If poverty be my upbraided crime, ,
And you believe in heaven, there was a time
When he, the great controller of our fate, .
Deign'd to be man, and lived in low estate;
Which he who had the world at his dispose,
If poverty were vice, would never choose.
Philosophers have said, and poets sing,
That a glad poverty's an honest thing ;
Content is wealth, the riches of the mind,
And happy he who can that treasure find;
But the base miser starves amidst his store,
Broods on his gold, and, griping still at more,
Sits sadly pining, and believes he's poor;
The ragged beggar, though he wants relief,
Has not to lose, and sings before the thief.t
Want is a bitter and a hateful good,
Because its virtues are not understood.
Yet many things, impossible to thought,
Have been, by need, to full perfection brought :
The daring of the soul proceeds from thence,
Sharpness of wit, and active diligence;
Prudence at once, and fortitude, it gives,
And, if in patience taken, mends our lives;
For even that indigence, that brings me low,
Makes me myself, and him above, to know;
A good which none would challenge, few would
A fair possession, which mankind refuse.

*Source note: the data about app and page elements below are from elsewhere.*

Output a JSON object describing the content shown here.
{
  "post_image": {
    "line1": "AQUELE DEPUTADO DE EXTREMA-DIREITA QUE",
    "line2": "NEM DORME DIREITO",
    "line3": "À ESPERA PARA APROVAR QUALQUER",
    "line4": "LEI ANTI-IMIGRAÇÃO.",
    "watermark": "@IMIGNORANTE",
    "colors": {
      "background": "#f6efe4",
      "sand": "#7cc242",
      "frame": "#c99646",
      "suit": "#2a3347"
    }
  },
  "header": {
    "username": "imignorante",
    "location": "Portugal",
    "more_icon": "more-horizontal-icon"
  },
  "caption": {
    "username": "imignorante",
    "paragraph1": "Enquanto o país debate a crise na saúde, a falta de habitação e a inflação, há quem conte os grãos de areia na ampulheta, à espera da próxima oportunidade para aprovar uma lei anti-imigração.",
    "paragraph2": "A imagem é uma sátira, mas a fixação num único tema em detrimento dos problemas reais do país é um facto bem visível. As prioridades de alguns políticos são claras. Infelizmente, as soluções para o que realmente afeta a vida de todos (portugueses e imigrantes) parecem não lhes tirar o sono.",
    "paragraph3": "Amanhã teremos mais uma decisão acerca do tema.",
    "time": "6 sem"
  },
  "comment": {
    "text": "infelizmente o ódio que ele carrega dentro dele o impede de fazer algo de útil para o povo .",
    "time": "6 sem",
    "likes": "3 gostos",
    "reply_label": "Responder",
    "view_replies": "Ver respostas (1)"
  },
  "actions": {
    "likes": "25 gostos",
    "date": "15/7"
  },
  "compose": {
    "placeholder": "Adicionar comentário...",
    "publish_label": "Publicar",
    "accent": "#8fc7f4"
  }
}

If we from wealth to poverty descend,
Want gives to know the flatterer from the friend.